Nine years later, my wife bought a commemorative brick following a 12-3 victory over the Cardinals. She was at that game with me along with my son and 9-month old grandson. It’s too bad my dad couldn’t be with us to make it four generations. Instead, the brick reads “3 Generations – Mike, Adam, Gavyn.” Dad died in 2014 at 93, just missing the 2016 World Series run. My wife and I were there, thinking of him. So many great memories of Wrigley Field, but none can top Sosa vs. McGuire.
I’ve reached another blogging milestone- Post #1150 on day #4183 of the running streak. All these numbers are my way of keeping track of the quickly passing days of my life. This past week has gone particularly fast with all our hard work in finding a permanent retirement resting spot. The location represents the final leg of our lives that in some ways have gone full-circle. We will live within ten minutes from my son. This hasn’t hasn’t happened in about 45 years when he was still living in my house. He tried to originally escape from me during college but here were are in Florida just miles apart, starting in March of next year. Coincidentally, I will be living just miles from where my grandparents retired in Englewood, and going to the same beaches I did as a child.

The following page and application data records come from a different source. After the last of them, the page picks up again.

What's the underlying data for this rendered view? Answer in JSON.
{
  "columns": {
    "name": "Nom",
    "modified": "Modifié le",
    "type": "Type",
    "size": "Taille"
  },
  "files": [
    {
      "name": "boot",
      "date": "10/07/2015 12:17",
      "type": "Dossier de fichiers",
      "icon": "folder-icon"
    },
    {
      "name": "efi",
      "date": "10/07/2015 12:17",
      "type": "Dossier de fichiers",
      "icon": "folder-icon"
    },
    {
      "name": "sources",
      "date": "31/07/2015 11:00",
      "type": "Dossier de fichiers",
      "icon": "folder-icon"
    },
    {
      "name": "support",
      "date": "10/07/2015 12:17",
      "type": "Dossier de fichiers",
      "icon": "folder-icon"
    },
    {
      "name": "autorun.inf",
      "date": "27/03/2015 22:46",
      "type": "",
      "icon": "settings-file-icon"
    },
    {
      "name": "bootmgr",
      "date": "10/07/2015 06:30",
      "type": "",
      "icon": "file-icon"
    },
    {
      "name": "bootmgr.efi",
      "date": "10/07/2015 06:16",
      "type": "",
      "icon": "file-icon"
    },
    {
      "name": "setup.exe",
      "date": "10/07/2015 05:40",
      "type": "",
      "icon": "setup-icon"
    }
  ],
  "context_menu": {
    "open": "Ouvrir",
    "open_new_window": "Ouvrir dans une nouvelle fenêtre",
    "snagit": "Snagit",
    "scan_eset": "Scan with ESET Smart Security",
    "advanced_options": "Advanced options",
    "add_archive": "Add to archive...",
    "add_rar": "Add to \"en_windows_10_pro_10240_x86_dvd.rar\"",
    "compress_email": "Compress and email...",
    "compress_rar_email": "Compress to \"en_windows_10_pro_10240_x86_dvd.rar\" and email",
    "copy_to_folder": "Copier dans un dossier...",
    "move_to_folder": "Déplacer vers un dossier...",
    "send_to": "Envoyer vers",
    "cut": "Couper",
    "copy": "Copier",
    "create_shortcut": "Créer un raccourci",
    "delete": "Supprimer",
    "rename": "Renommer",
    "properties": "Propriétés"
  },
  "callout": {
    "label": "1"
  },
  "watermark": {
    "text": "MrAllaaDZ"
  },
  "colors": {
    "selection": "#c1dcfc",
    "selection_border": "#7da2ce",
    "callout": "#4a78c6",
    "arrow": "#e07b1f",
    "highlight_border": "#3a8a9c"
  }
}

To celebrate, I played golf this afternoon with my son and grandson on what was essentially a Par-3 cow pasture but certainly good enough for my skills. There were no cow pies to dodge. My wife gladly went to the beach just a few miles from where we settled on soon building our retirement home. My two granddaughters and their mother joined us for fun in the hotel pool yesterday afternoon. Before this we had only enough time for a couple of evening meals with them as we combed resort-style properties from north of Tampa to Venice. We’re flying in and out of Orlando so we’ve gotten a good cross-section of the Sunshine State with barely time enough for fast-food breakfast or lunch. In all, we visited twelve different communities. Each night we discussed the pros and cons without that “this is it” feeling. In the back of our minds, we were holding out for the last stop, believing on paper that it might be the best fit. It could have also turned out to be a big disappointment, forcing us return in a few months with a new plan.
After debating proximity to airport, closeness to family, home styles, builders, near-by food options, lot locations, availability, construction timetables, and beach access, we think we’ve found our pot of gold. It’s a beautiful property with landscaped paths over Venetian-style bridges. Our lot would back up to a small pond with no other homes in the sight path. No one will be able to build in the preserve across the street and our private road ends in a cul-de-sac. Three blocks away they are building a direct access road to the nearby beaches. However, what really sold me is the Atlanta Braves Spring Training facility just outside our gates. We’ll be able to operate with one car and a golf cart, with easy access to the supermarket, restaurants, clubhouse, pools, recreation centers, dog park, and ball park. There’s something for each of us to the point that we never needed to discuss it before saying “yes.” Hopefully, we can get through the financing and building processes without too many hassles. It will truly be a year-round vacation home – the pot of gold we’re sure we’ve found!